◆ Task details: Your response should consist of the records below, repeated exactly.

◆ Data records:
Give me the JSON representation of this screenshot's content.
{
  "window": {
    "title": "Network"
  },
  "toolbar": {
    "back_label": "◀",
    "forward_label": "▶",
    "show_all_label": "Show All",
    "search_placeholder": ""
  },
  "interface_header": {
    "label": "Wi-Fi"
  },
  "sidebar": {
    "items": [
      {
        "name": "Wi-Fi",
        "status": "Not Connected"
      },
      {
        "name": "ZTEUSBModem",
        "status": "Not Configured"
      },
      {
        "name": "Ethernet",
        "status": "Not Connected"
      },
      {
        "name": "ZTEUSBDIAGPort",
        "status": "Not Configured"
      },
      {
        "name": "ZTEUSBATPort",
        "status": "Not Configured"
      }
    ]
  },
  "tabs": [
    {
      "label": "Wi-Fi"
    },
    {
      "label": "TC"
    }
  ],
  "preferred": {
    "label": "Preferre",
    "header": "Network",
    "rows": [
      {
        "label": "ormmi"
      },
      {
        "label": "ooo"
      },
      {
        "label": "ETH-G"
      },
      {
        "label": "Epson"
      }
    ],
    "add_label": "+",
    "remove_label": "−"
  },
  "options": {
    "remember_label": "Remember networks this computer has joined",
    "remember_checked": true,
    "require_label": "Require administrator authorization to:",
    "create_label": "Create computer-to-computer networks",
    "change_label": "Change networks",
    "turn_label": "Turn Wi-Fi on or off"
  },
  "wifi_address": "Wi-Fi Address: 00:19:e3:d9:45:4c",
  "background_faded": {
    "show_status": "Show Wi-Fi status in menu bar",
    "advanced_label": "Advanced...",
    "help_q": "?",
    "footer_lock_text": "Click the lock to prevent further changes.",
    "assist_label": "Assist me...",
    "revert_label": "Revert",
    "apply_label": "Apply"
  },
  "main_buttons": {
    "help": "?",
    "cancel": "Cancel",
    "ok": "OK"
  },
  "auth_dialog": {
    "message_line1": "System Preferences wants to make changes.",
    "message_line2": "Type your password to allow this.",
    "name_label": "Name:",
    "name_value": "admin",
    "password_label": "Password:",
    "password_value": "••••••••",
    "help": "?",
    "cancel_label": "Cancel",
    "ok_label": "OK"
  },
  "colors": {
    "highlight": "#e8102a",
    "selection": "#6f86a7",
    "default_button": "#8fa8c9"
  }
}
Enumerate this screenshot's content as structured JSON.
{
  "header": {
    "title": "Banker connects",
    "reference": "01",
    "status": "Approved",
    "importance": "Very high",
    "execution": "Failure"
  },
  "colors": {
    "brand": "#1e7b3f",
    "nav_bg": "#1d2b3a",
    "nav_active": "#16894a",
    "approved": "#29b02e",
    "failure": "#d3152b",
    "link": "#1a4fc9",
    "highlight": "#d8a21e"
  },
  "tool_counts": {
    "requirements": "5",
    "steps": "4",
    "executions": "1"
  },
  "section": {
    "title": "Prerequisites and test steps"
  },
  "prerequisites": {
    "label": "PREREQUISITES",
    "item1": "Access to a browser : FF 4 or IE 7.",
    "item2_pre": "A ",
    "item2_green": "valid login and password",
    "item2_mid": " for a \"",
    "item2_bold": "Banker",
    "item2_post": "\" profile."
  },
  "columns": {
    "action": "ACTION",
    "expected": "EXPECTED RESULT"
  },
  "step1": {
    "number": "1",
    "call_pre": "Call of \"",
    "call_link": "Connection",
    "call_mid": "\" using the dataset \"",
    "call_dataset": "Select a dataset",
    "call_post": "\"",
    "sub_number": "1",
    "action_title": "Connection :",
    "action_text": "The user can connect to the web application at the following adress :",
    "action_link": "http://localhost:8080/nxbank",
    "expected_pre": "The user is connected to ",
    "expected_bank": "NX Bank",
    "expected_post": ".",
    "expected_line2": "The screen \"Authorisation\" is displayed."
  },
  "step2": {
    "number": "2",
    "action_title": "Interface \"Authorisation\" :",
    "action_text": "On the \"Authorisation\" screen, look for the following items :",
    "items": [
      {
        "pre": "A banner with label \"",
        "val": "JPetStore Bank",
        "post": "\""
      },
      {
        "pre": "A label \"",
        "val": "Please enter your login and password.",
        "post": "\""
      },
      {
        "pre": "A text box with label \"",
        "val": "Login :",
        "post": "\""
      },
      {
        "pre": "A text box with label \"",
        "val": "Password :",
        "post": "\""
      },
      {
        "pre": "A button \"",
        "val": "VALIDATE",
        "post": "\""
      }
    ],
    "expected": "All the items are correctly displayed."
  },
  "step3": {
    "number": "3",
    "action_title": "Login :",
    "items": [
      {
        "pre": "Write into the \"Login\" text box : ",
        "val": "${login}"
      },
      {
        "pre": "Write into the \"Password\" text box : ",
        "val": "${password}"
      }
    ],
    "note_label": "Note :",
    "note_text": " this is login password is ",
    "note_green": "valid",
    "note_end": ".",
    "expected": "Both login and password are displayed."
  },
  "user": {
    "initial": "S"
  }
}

◆ Output below:
Give me the JSON representation of this screenshot's content.
{
  "window": {
    "title": "Network"
  },
  "toolbar": {
    "back_label": "◀",
    "forward_label": "▶",
    "show_all_label": "Show All",
    "search_placeholder": ""
  },
  "interface_header": {
    "label": "Wi-Fi"
  },
  "sidebar": {
    "items": [
      {
        "name": "Wi-Fi",
        "status": "Not Connected"
      },
      {
        "name": "ZTEUSBModem",
        "status": "Not Configured"
      },
      {
        "name": "Ethernet",
        "status": "Not Connected"
      },
      {
        "name": "ZTEUSBDIAGPort",
        "status": "Not Configured"
      },
      {
        "name": "ZTEUSBATPort",
        "status": "Not Configured"
      }
    ]
  },
  "tabs": [
    {
      "label": "Wi-Fi"
    },
    {
      "label": "TC"
    }
  ],
  "preferred": {
    "label": "Preferre",
    "header": "Network",
    "rows": [
      {
        "label": "ormmi"
      },
      {
        "label": "ooo"
      },
      {
        "label": "ETH-G"
      },
      {
        "label": "Epson"
      }
    ],
    "add_label": "+",
    "remove_label": "−"
  },
  "options": {
    "remember_label": "Remember networks this computer has joined",
    "remember_checked": true,
    "require_label": "Require administrator authorization to:",
    "create_label": "Create computer-to-computer networks",
    "change_label": "Change networks",
    "turn_label": "Turn Wi-Fi on or off"
  },
  "wifi_address": "Wi-Fi Address: 00:19:e3:d9:45:4c",
  "background_faded": {
    "show_status": "Show Wi-Fi status in menu bar",
    "advanced_label": "Advanced...",
    "help_q": "?",
    "footer_lock_text": "Click the lock to prevent further changes.",
    "assist_label": "Assist me...",
    "revert_label": "Revert",
    "apply_label": "Apply"
  },
  "main_buttons": {
    "help": "?",
    "cancel": "Cancel",
    "ok": "OK"
  },
  "auth_dialog": {
    "message_line1": "System Preferences wants to make changes.",
    "message_line2": "Type your password to allow this.",
    "name_label": "Name:",
    "name_value": "admin",
    "password_label": "Password:",
    "password_value": "••••••••",
    "help": "?",
    "cancel_label": "Cancel",
    "ok_label": "OK"
  },
  "colors": {
    "highlight": "#e8102a",
    "selection": "#6f86a7",
    "default_button": "#8fa8c9"
  }
}
Enumerate this screenshot's content as structured JSON.
{
  "header": {
    "title": "Banker connects",
    "reference": "01",
    "status": "Approved",
    "importance": "Very high",
    "execution": "Failure"
  },
  "colors": {
    "brand": "#1e7b3f",
    "nav_bg": "#1d2b3a",
    "nav_active": "#16894a",
    "approved": "#29b02e",
    "failure": "#d3152b",
    "link": "#1a4fc9",
    "highlight": "#d8a21e"
  },
  "tool_counts": {
    "requirements": "5",
    "steps": "4",
    "executions": "1"
  },
  "section": {
    "title": "Prerequisites and test steps"
  },
  "prerequisites": {
    "label": "PREREQUISITES",
    "item1": "Access to a browser : FF 4 or IE 7.",
    "item2_pre": "A ",
    "item2_green": "valid login and password",
    "item2_mid": " for a \"",
    "item2_bold": "Banker",
    "item2_post": "\" profile."
  },
  "columns": {
    "action": "ACTION",
    "expected": "EXPECTED RESULT"
  },
  "step1": {
    "number": "1",
    "call_pre": "Call of \"",
    "call_link": "Connection",
    "call_mid": "\" using the dataset \"",
    "call_dataset": "Select a dataset",
    "call_post": "\"",
    "sub_number": "1",
    "action_title": "Connection :",
    "action_text": "The user can connect to the web application at the following adress :",
    "action_link": "http://localhost:8080/nxbank",
    "expected_pre": "The user is connected to ",
    "expected_bank": "NX Bank",
    "expected_post": ".",
    "expected_line2": "The screen \"Authorisation\" is displayed."
  },
  "step2": {
    "number": "2",
    "action_title": "Interface \"Authorisation\" :",
    "action_text": "On the \"Authorisation\" screen, look for the following items :",
    "items": [
      {
        "pre": "A banner with label \"",
        "val": "JPetStore Bank",
        "post": "\""
      },
      {
        "pre": "A label \"",
        "val": "Please enter your login and password.",
        "post": "\""
      },
      {
        "pre": "A text box with label \"",
        "val": "Login :",
        "post": "\""
      },
      {
        "pre": "A text box with label \"",
        "val": "Password :",
        "post": "\""
      },
      {
        "pre": "A button \"",
        "val": "VALIDATE",
        "post": "\""
      }
    ],
    "expected": "All the items are correctly displayed."
  },
  "step3": {
    "number": "3",
    "action_title": "Login :",
    "items": [
      {
        "pre": "Write into the \"Login\" text box : ",
        "val": "${login}"
      },
      {
        "pre": "Write into the \"Password\" text box : ",
        "val": "${password}"
      }
    ],
    "note_label": "Note :",
    "note_text": " this is login password is ",
    "note_green": "valid",
    "note_end": ".",
    "expected": "Both login and password are displayed."
  },
  "user": {
    "initial": "S"
  }
}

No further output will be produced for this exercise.